As the inaugural class of the University of Arizona College of Veterinary Medicine approaches graduation, its students are eager to begin providing care to our furry friends.
Under the direction of Dean Julie Funk, the continuous structure of the three-year program keeps the students’ skills sharp while also offering an accelerated path to a professional veterinary career. Whereas other veterinary programs have a teaching hospital for their students to learn in a more controlled environment, the University of Arizona uses a distributive model, outsourcing their students to local veterinary clinics for real-world situations, not just scenarios.
For many students, Dean Funk says that she knows working as a veterinarian has been their dream from a young age.
“I'm always really emotional thinking about the day we celebrate the class of graduating students,” Dean Funk said. "Many of them have been dreaming of being a veterinarian since they were young children.”
One such student is Melinda Pazel. She knew that she wanted to be a veterinarian from the time she was a toddler, telling everyone she would be an “animal doctor” when she grew up.
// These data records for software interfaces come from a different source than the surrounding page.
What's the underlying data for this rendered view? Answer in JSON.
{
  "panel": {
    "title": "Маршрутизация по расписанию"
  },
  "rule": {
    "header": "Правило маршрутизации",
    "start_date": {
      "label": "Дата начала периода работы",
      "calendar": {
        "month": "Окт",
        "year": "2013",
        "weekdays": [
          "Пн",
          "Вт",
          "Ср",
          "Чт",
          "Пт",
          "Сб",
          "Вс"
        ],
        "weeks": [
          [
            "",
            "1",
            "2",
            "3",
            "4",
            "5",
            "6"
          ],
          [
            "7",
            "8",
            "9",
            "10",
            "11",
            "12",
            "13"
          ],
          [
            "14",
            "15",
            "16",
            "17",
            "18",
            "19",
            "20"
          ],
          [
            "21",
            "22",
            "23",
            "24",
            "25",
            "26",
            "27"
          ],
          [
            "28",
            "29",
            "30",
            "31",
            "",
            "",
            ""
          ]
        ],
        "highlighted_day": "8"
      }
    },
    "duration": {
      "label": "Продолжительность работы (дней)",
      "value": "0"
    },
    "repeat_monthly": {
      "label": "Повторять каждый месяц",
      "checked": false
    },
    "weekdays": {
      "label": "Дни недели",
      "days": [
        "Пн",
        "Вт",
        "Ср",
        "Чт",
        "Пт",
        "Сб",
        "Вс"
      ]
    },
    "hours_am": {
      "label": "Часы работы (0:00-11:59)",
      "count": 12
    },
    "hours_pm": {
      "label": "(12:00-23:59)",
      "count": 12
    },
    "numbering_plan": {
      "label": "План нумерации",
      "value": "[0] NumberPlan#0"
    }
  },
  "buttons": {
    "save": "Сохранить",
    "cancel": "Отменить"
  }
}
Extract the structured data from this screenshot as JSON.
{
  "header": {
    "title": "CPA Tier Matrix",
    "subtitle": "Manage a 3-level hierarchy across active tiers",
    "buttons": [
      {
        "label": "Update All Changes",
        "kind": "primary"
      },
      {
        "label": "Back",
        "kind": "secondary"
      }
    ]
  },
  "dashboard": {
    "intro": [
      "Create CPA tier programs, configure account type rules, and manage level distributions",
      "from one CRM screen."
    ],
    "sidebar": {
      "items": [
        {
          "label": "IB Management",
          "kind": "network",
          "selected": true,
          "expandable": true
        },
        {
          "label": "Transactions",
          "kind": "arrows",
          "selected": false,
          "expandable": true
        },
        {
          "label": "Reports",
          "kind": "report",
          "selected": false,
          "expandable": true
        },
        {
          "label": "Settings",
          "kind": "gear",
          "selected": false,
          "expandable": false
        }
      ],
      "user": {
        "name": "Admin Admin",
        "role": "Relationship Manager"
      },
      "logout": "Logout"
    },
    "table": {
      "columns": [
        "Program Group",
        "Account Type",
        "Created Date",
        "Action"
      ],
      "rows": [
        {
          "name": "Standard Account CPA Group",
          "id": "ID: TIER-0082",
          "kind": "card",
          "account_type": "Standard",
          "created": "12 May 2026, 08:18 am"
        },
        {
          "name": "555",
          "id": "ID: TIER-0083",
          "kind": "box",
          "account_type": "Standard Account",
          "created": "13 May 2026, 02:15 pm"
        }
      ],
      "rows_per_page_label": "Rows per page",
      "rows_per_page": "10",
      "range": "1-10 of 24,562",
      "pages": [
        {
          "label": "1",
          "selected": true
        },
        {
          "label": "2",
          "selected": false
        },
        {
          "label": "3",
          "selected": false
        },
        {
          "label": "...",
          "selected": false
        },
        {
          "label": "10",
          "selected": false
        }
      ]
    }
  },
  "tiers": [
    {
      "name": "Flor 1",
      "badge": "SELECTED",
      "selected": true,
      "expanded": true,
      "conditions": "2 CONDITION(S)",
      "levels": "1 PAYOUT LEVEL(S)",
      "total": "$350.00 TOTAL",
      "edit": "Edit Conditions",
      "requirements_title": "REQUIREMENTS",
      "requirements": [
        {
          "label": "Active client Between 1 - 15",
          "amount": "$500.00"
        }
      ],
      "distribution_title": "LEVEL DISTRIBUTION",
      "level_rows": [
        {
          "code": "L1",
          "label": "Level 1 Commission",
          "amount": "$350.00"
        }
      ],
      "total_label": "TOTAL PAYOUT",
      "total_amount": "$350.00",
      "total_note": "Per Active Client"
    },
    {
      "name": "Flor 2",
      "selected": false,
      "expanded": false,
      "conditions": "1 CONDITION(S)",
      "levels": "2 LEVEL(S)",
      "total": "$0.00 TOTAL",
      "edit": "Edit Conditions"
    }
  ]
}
After attending her interview with the newly-opened College of Veterinary Medicine, the East Coast native was ready to join the Wildcat family, drawn by the passion of faculty, staff, and other students.
“Considering it was brand new, it was run very well and everyone was personable and genuinely pleasant to interact with. Underneath that though, you could tell how excited they were that we were there; the environment was infectious,” Pazel said.
According to her, the program met her needs not just educationally, but financially and mentally as well. The third-year student has entered her clinical rotations, taking her learning from the classroom to local veterinary practices. Pazel says that she’s been able to get a taste of how being a veterinarian really is while still having a safety net provided by established professionals.
“My rotations have allowed me to do research, communicate and educate clients, work with specialists one-on-one, and perform procedures many veterinarians don't get to do until years after graduation,” Pazel said. “There is nothing that can truly prepare someone to become a veterinarian, but U of A works to make us as prepared as possible.”
Pazel certainly isn’t the only student feeling the positive impact of the program’s early success.
Ari Adams pursued a pre-vet degree during her undergraduate years at the University of Arizona. By the time she was ready to graduate, the College of Veterinary Medicine was up and running. For her, continuing her education at the University of Arizona was a no-brainer.
“I was really intrigued by the hands-on and visual learning aspects of the program. I felt that it really catered to my way of learning and it fostered a sense of collaboration, which is very important in the veterinary field,” Adams, another third-year student in the program, said.
Adams was able to experience true collaboration during her clinical rotations by assisting understaffed veterinary clinics, offering much-needed support while still gaining invaluable learning experience.
One of her focuses, she says, is helping low-income clients access the care their pets need. According to her, the real-world learning experience that the University of Arizona provides its veterinary students has shown her how to provide care regardless of income.
“We are taught the gold standard of medicine, but we also need to learn how to help people,” Adams said.
Students participate in a mobile vet clinic during their senior year, assisting the local Humane Society with spaying and neutering animals, according to Adams.
Both Pazel and Adams said that their time in the College of Veterinary Medicine helped to show them the “why” of their own veterinary practices, igniting in both of them a sense of purpose and a drive to learn.
“I have found out more about myself since I started at the UofA; I learned how I study best, what I want out of myself as a clinician, and what values are most important to me. Becoming a doctor – especially for someone who has repeatedly said ‘I want to be a vet when I grow up' – is the final hurdle; in that, you often find out who you are as a human being,” Pazel remarked.
Pazel and Adams left behind a piece of advice for students who are interested in applying for the program – you get out what you put into it. As the two approach their next step in their veterinary careers, they both believe that the College of Veterinary Medicine has done more than enough to set them up for success.